Many conditions may be alleviated very rapidly by acupuncture and Oriental medicine. However, some conditions that have arisen over a course of years will be relieved only with slow, steady progress. As in any form of healing, the patient's attitude, diet, determination and lifestyle will affect the outcome of a course of treatment. Patients are encouraged to actively participate in their healing process.
Although Oriental medicine can treat most conditions, there are circumstances that can be dealt with more effectively by Western medicine. In such cases, your acupuncturist will recommend you contact a Western medical doctor. Acupuncture and Oriental medicine should be seen as complementary to Western medicine.
Since acupuncture promotes the body's natural healing ability, most conditions can be corrected or improved. Studies have clearly demonstrated that acupuncture is effective for far more than pain management. Many athletes have discovered that acupuncture helps them train at optimum performance levels and recover faster from injury. Acupuncture as a long tradition of use as a system for preventive health care in addition to treating disease.
Is Acupuncture Safe? Is it Painful?
In the hands of a comprehensively trained acupuncturist, your safety is assured. All needles used in AOMC clinics are disposable.

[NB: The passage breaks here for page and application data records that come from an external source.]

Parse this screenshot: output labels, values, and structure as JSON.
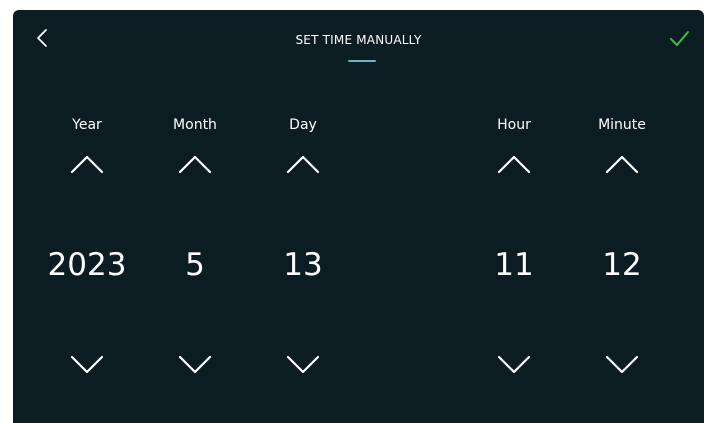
{
  "header": {
    "title": "SET TIME MANUALLY",
    "back_icon": "chevron-left-icon",
    "confirm_icon": "checkmark-icon",
    "accent_color": "#3fbf4a",
    "underline_color": "#6fb3c4"
  },
  "pickers": {
    "year": {
      "label": "Year",
      "value": "2023"
    },
    "month": {
      "label": "Month",
      "value": "5"
    },
    "day": {
      "label": "Day",
      "value": "13"
    },
    "hour": {
      "label": "Hour",
      "value": "11"
    },
    "minute": {
      "label": "Minute",
      "value": "12"
    }
  },
  "icons": {
    "increment": "chevron-up-icon",
    "decrement": "chevron-down-icon"
  },
  "colors": {
    "background": "#0b1c22",
    "text": "#ffffff"
  }
}
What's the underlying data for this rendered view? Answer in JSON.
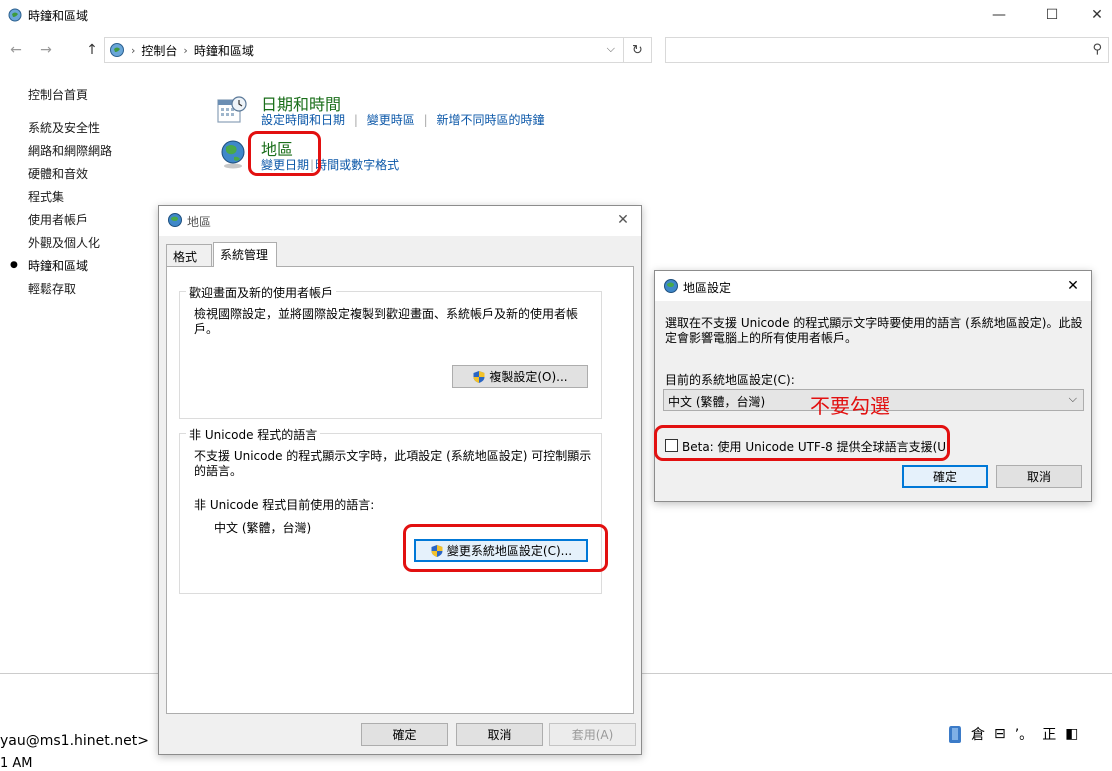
{
  "window": {
    "title": "時鐘和區域",
    "minimize_glyph": "—",
    "maximize_glyph": "☐",
    "close_glyph": "✕"
  },
  "nav": {
    "back_glyph": "←",
    "forward_glyph": "→",
    "up_glyph": "↑",
    "breadcrumb": [
      "控制台",
      "時鐘和區域"
    ],
    "separator": "›",
    "dropdown_glyph": "⌵",
    "refresh_glyph": "↻",
    "search_glyph": "⚲"
  },
  "sidebar": {
    "home": "控制台首頁",
    "items": [
      "系統及安全性",
      "網路和網際網路",
      "硬體和音效",
      "程式集",
      "使用者帳戶",
      "外觀及個人化",
      "時鐘和區域",
      "輕鬆存取"
    ],
    "active_bullet": "●"
  },
  "content": {
    "datetime": {
      "title": "日期和時間",
      "links": [
        "設定時間和日期",
        "變更時區",
        "新增不同時區的時鐘"
      ]
    },
    "region": {
      "title": "地區",
      "links": [
        "變更日期",
        "時間或數字格式"
      ]
    },
    "link_separator": "|"
  },
  "region_dialog": {
    "title": "地區",
    "close_glyph": "✕",
    "tabs": [
      "格式",
      "系統管理"
    ],
    "welcome_group": {
      "legend": "歡迎畫面及新的使用者帳戶",
      "description": "檢視國際設定，並將國際設定複製到歡迎畫面、系統帳戶及新的使用者帳戶。",
      "copy_button": "複製設定(O)..."
    },
    "nonunicode_group": {
      "legend": "非 Unicode 程式的語言",
      "description": "不支援 Unicode 的程式顯示文字時，此項設定 (系統地區設定) 可控制顯示的語言。",
      "current_label": "非 Unicode 程式目前使用的語言:",
      "current_value": "中文 (繁體，台灣)",
      "change_button": "變更系統地區設定(C)..."
    },
    "ok": "確定",
    "cancel": "取消",
    "apply": "套用(A)"
  },
  "locale_dialog": {
    "title": "地區設定",
    "close_glyph": "✕",
    "description": "選取在不支援 Unicode 的程式顯示文字時要使用的語言 (系統地區設定)。此設定會影響電腦上的所有使用者帳戶。",
    "current_label": "目前的系統地區設定(C):",
    "current_value": "中文 (繁體，台灣)",
    "select_chevron": "⌵",
    "beta_label": "Beta: 使用 Unicode UTF-8 提供全球語言支援(U)",
    "beta_checked": false,
    "ok": "確定",
    "cancel": "取消"
  },
  "annotation": {
    "text": "不要勾選",
    "color": "#e21010"
  },
  "background": {
    "email_fragment": "yau@ms1.hinet.net>",
    "time_fragment": "1 AM"
  },
  "ime_bar": {
    "items": [
      "倉",
      "⊟",
      "’。",
      "正",
      "◧"
    ]
  },
  "colors": {
    "link": "#0b57a8",
    "category_title": "#1a6e1a",
    "accent": "#0078d7"
  }
}
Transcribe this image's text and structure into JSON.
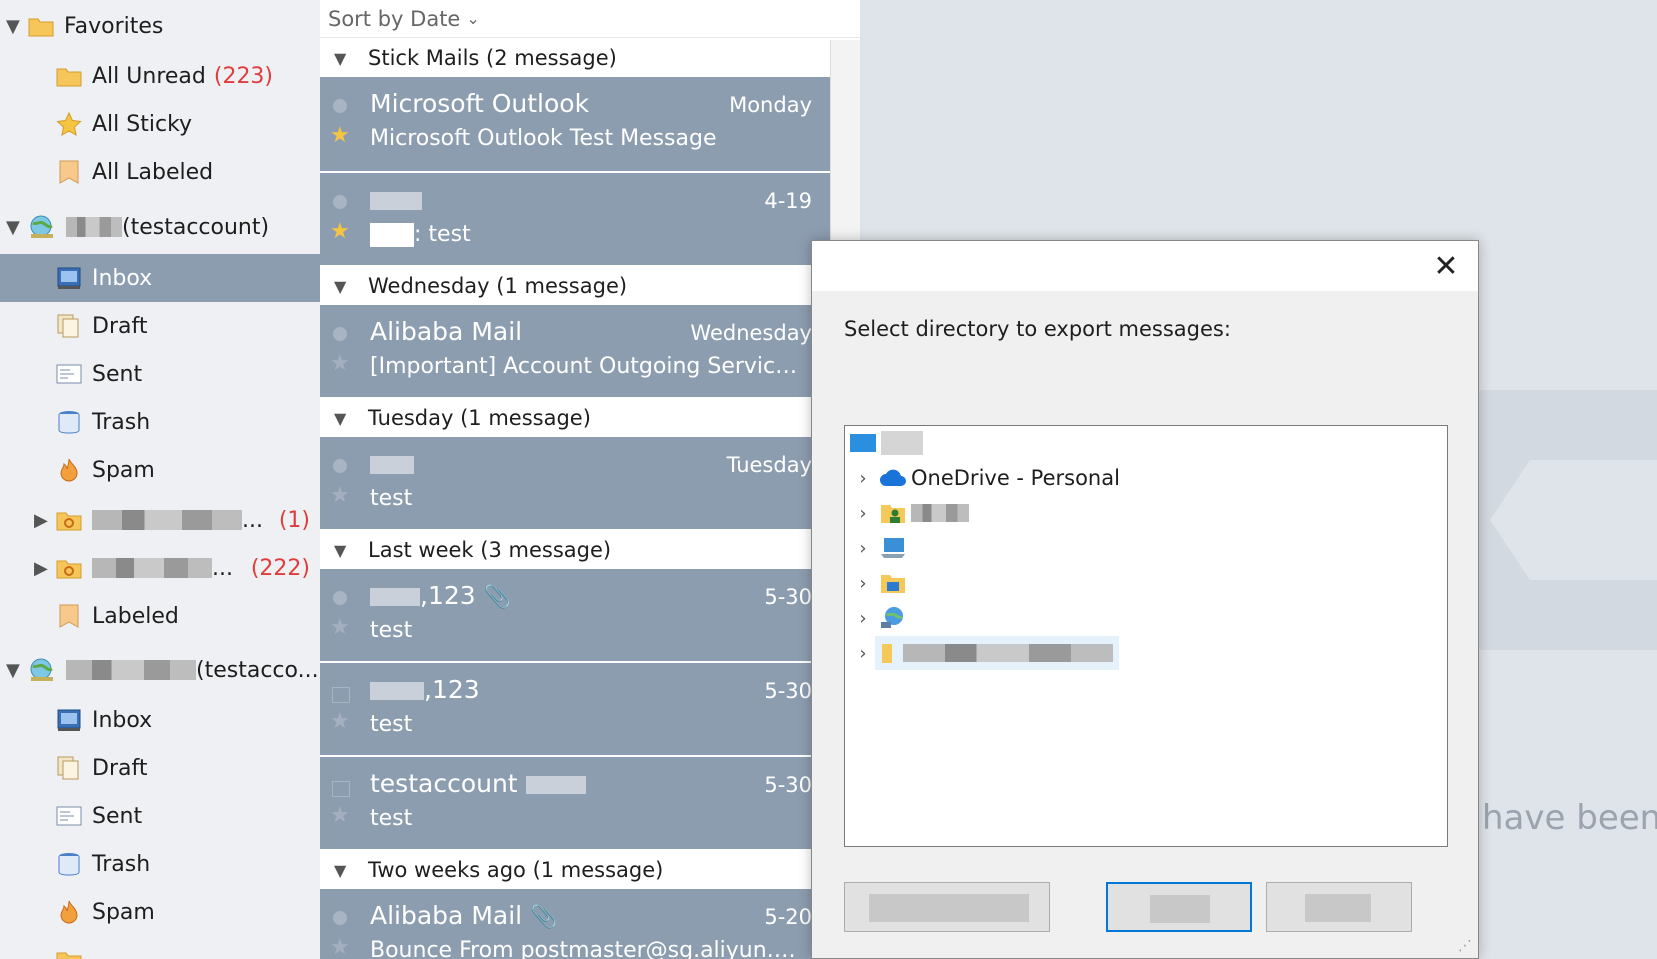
{
  "sidebar": {
    "favorites": {
      "label": "Favorites",
      "items": [
        {
          "label": "All Unread",
          "count": "(223)"
        },
        {
          "label": "All Sticky"
        },
        {
          "label": "All Labeled"
        }
      ]
    },
    "account1": {
      "label": "(testaccount)",
      "folders": [
        "Inbox",
        "Draft",
        "Sent",
        "Trash",
        "Spam"
      ],
      "sync_folders": [
        {
          "label": "...",
          "count": "(1)"
        },
        {
          "label": "...",
          "count": "(222)"
        }
      ],
      "labeled": "Labeled"
    },
    "account2": {
      "label": "(testacco...",
      "folders": [
        "Inbox",
        "Draft",
        "Sent",
        "Trash",
        "Spam"
      ]
    }
  },
  "maillist": {
    "sort_label": "Sort by Date",
    "groups": [
      {
        "label": "Stick Mails (2 message)"
      },
      {
        "label": "Wednesday (1 message)"
      },
      {
        "label": "Tuesday (1 message)"
      },
      {
        "label": "Last week (3 message)"
      },
      {
        "label": "Two weeks ago (1 message)"
      }
    ],
    "mails": [
      {
        "from": "Microsoft Outlook",
        "date": "Monday",
        "subject": "Microsoft Outlook Test Message"
      },
      {
        "from": "",
        "date": "4-19",
        "subject": ":  test"
      },
      {
        "from": "Alibaba Mail",
        "date": "Wednesday",
        "subject": "[Important] Account Outgoing Service Cl..."
      },
      {
        "from": "",
        "date": "Tuesday",
        "subject": "test"
      },
      {
        "from": ",123",
        "date": "5-30",
        "subject": "test"
      },
      {
        "from": ",123",
        "date": "5-30",
        "subject": "test"
      },
      {
        "from": "testaccount",
        "date": "5-30",
        "subject": "test"
      },
      {
        "from": "Alibaba Mail",
        "date": "5-20",
        "subject": "Bounce From postmaster@sg.aliyun.com"
      }
    ]
  },
  "background_text": "have been s",
  "dialog": {
    "prompt": "Select directory to export messages:",
    "tree": [
      {
        "label": "OneDrive - Personal"
      }
    ]
  },
  "colors": {
    "selected_row": "#8d9db0",
    "unread_count": "#e03c3c",
    "star_on": "#f5c542",
    "dialog_focus": "#0078d7"
  }
}
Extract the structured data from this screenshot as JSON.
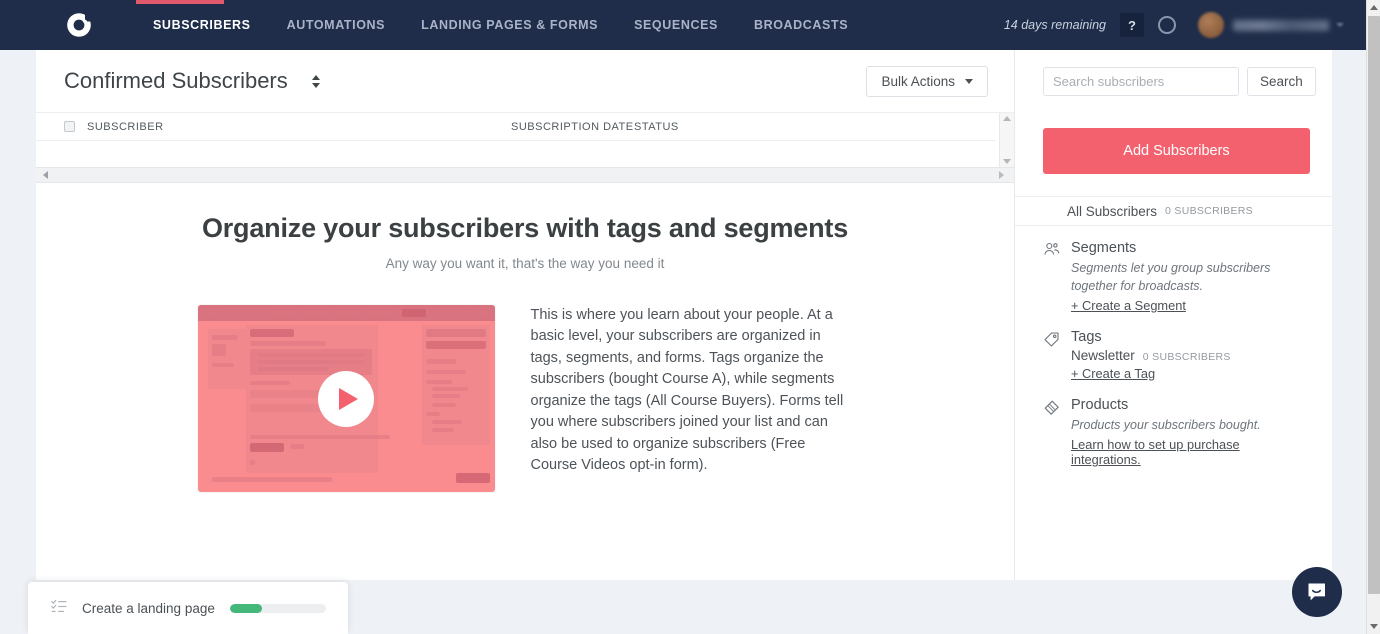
{
  "nav": {
    "logo_icon": "convertkit-logo-icon",
    "links": [
      {
        "label": "SUBSCRIBERS",
        "active": true
      },
      {
        "label": "AUTOMATIONS",
        "active": false
      },
      {
        "label": "LANDING PAGES & FORMS",
        "active": false
      },
      {
        "label": "SEQUENCES",
        "active": false
      },
      {
        "label": "BROADCASTS",
        "active": false
      }
    ],
    "trial_text": "14 days remaining",
    "help_label": "?",
    "notifications_icon": "ring-icon",
    "avatar_icon": "user-avatar",
    "accent_color": "#e05a6b",
    "bar_color": "#1f2d4a"
  },
  "page": {
    "title": "Confirmed Subscribers",
    "sort_icon": "sort-updown-icon",
    "bulk_actions_label": "Bulk Actions"
  },
  "table": {
    "columns": [
      "SUBSCRIBER",
      "SUBSCRIPTION DATE",
      "STATUS"
    ],
    "rows": []
  },
  "empty_state": {
    "title": "Organize your subscribers with tags and segments",
    "subtitle": "Any way you want it, that's the way you need it",
    "video_icon": "play-icon",
    "body": "This is where you learn about your people. At a basic level, your subscribers are organized in tags, segments, and forms. Tags organize the subscribers (bought Course A), while segments organize the tags (All Course Buyers). Forms tell you where subscribers joined your list and can also be used to organize subscribers (Free Course Videos opt-in form)."
  },
  "sidebar": {
    "search": {
      "placeholder": "Search subscribers",
      "value": "",
      "button_label": "Search"
    },
    "add_subscribers_label": "Add Subscribers",
    "add_subscribers_color": "#f4616e",
    "all_subscribers": {
      "label": "All Subscribers",
      "count": "0 SUBSCRIBERS"
    },
    "segments": {
      "icon": "people-icon",
      "title": "Segments",
      "description": "Segments let you group subscribers together for broadcasts.",
      "link": "+ Create a Segment"
    },
    "tags": {
      "icon": "tag-icon",
      "title": "Tags",
      "items": [
        {
          "name": "Newsletter",
          "count": "0 SUBSCRIBERS"
        }
      ],
      "link": "+ Create a Tag"
    },
    "products": {
      "icon": "price-tag-icon",
      "title": "Products",
      "description": "Products your subscribers bought.",
      "link": "Learn how to set up purchase integrations."
    }
  },
  "landing_widget": {
    "icon": "checklist-icon",
    "label": "Create a landing page",
    "progress_percent": 33,
    "progress_color": "#44b87a"
  },
  "intercom": {
    "icon": "chat-bubble-icon",
    "color": "#1f2d4a"
  }
}
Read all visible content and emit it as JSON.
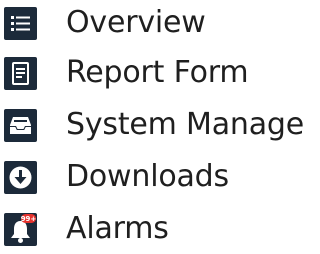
{
  "menu": {
    "items": [
      {
        "label": "Overview",
        "icon": "list-icon"
      },
      {
        "label": "Report Form",
        "icon": "form-icon"
      },
      {
        "label": "System Manage",
        "icon": "inbox-tray-icon"
      },
      {
        "label": "Downloads",
        "icon": "download-circle-icon"
      },
      {
        "label": "Alarms",
        "icon": "bell-icon",
        "badge": "99+"
      }
    ]
  },
  "colors": {
    "icon_bg": "#1c2a3a",
    "icon_fg": "#ffffff",
    "text": "#1f1f1f",
    "badge": "#e5322d"
  }
}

Your needle safety is secured.
One of the advantages of acupuncture is the absence of serious side effects. The acupuncture points are stimulated with hair-thin needles to bring about the therapeutic effect. All needles used are sterile and disposed of after use, eliminating the risk of infection. In most cases, insertion of the needles is performed with a minimum of discomfort. Most patients find the treatments very relaxing and experience a feeling of well-being after the treatment. Some people even go to sleep during the treatment. For those who absolutely hate needles, there are other methods that can be used that do not require the use of needles.
Acupuncture bears no resemblance to the feeling of receiving an injection, since the main source of pain from injections is the larger diameter, hollow needle and the medication being forced into the tissue by pressure. Acupuncture needles are very fine and flexible, about the diameter of a human hair. In most cases, insertion by a skilled practitioner is performed without discomfort.
You may experience a sense of heaviness or electricity in the area of insertion. Most patients find the treatments very relaxing and many fall asleep during treatment. In some cases, your practitioner may also recommend herbs or dietary, exercise or lifestyle changes.
How Do I Find A Qualified Practitioner?
Oriental medicine is a complex form of medicine that has been practiced thousands of years in China. As a result, there are many valid schools of thought and traditions within the profession.
In order to obtain the best health care, you should seek a practitioner who has been trained comprehensively in acupuncture and Chinese herbal medicine and practiced for at least five years.
How Frequent and How Many Treatments I Should Have?
Each patient's pathogenic condition and body constitution are unique so the treatment plan varies individually. The length of treatment depends on the type, severity, and duration of disease, how does a patient response to acupuncture treatment, the body constitution and the physical state at the time of treatment. Chronic problems generally require more treatment than acute conditions. Some patients notice an immediate improvement after the first treatment, whereas others may not notice any effect until the seventh or eighth visit. Researchers internationally agree the usual number of treatment is between eight and sixteen. Some patients with chronic conditions may require more than 20 treatments. Many people also use acupuncture as part of their health maintenance program. Regular "tune-ups" prevent illness and promote health, as well as add to the vitality of the body and mind.